- Researchers say rheumatoid arthritis may actually be two diseases instead of just one.
- They recommend that the disease be divided into two types: people with autoantibodies and people without them.
- They say people with autoantibodies appear to have better long-term outcomes in the reduction of rheumatoid arthritis symptoms.
It’s bad enough that rheumatoid arthritis (RA) exists as even one disease.
But now, a new study concludes that the debilitating condition may actually be two different diseases.
In addition, researchers say one subtype of RA may lead to poorer outcomes than the other.
Their research was published this week in the journal PLOS Medicine.
The study was conducted by Dr. Xanthe Matthijssen, a researcher at Leiden University Medical Center in the Netherlands, and her colleagues.
The scientists say there are indications that RA can be split into two distinct categories: with and without autoantibodies.
While disease activity tends to often improve over time for many people with rheumatoid arthritis, it seems that the long-term outcomes might only improve in people with autoantibodies.
Autoantibodies are a type of antibody produced by a faulty immune system.
They target one or more of a person’s healthy proteins, cells, tissues, organs, and joints.
Many times, this reaction leads to inflammation. These autoantibodies are a part of most autoimmune diseases.
Another explanation is that autoantibodies may be produced by a person’s immune system when it, for whatever reason, fails to distinguish between “self” (parts of the person’s body) and “nonself” (a virus, for example).
In rheumatoid arthritis, the immune system attacks healthy cells in the joints.
In recent years, it has become more apparent that there are noticeable differences among people who have RA-associated autoantibodies detectable in their bloodstream versus those who do not.
The latter group is known as autoantibody-negative RA.
This latest study on RA autoantibodies looks at how these immune proteins in both positive and negative patients play into longer-term disability and recovery.
The researchers followed 1,285 people with RA between 1993 and 2016 through the
During this time, data on symptoms, treatments, disability, and mortality was collected annually.
Whether or not participants had the autoantibodies or not was noted.
Of the 1,285 people, researchers found that 823 people had autoantibody-positive RA. The remaining 462 participants had RA that was categorized as autoantibody-negative.
It’s worth noting that in both of these groups, the overall disease activity decreased significantly over time.

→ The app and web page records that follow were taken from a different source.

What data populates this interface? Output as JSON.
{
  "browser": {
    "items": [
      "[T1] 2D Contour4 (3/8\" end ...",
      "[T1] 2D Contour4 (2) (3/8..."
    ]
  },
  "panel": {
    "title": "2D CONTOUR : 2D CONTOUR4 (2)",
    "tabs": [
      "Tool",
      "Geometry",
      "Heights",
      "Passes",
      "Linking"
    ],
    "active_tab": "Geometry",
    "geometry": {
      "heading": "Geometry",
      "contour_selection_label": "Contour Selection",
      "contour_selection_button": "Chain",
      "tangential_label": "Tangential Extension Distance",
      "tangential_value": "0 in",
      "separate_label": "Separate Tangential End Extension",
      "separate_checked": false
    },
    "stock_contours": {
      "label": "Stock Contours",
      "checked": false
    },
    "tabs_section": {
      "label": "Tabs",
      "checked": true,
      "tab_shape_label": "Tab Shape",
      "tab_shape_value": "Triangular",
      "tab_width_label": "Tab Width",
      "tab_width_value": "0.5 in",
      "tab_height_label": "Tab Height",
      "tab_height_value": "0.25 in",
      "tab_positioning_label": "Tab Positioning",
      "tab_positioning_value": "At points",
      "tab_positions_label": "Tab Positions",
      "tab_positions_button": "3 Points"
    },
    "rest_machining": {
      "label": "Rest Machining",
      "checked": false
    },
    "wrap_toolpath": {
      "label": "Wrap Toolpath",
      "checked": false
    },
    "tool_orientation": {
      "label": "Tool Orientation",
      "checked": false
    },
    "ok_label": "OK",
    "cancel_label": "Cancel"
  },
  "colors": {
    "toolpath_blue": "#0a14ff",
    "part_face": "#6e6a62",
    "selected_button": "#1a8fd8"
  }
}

That said, the sustained drug-free remission rates increased only in autoantibody-positive participants but not in those who were autoantibody-negative.
Mortality and functional disability rates also decreased with targeted treatment adjustments in autoantibody-positive participants and not among those who were autoantibody negative.

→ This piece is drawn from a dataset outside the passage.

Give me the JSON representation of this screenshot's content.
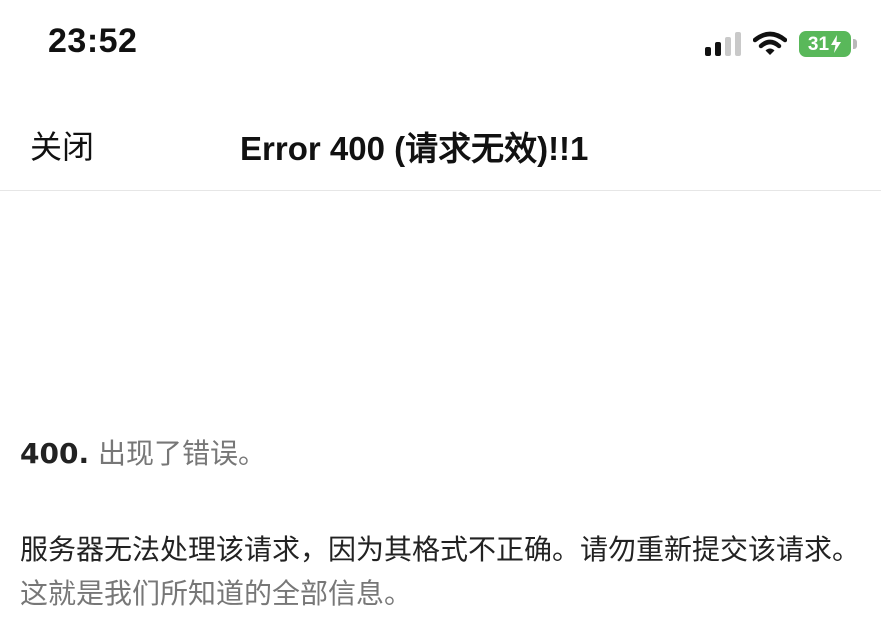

“The disconnection between improvement in disease activity and subsequent improvement in long-term outcomes in RA without autoantibodies suggests that the underlying pathogenesis of RA with and without autoantibodies is different,” the study authors said in a public press release.
“We propose that it is time to formally divide RA into type 1, with autoantibodies, and type 2, without autoantibodies, in the hope that it leads to stratified treatment in autoantibody-positive and autoantibody-negative RA,” they said.
Matthijssen also noted in the statement that in the past decade, “Research in RA has largely focused on the autoantibody-positive subset. More research on autoantibody-negative RA is urgently needed to identify methods to also improve their long-term outcomes.”
Cindy McGill, a Rhode Island resident who has rheumatoid arthritis, found the research enlightening.
“I didn’t know about the different kinds of rheumatoid disease, but now I’m curious. I would like to know what type of RA I have,” she told Healthline.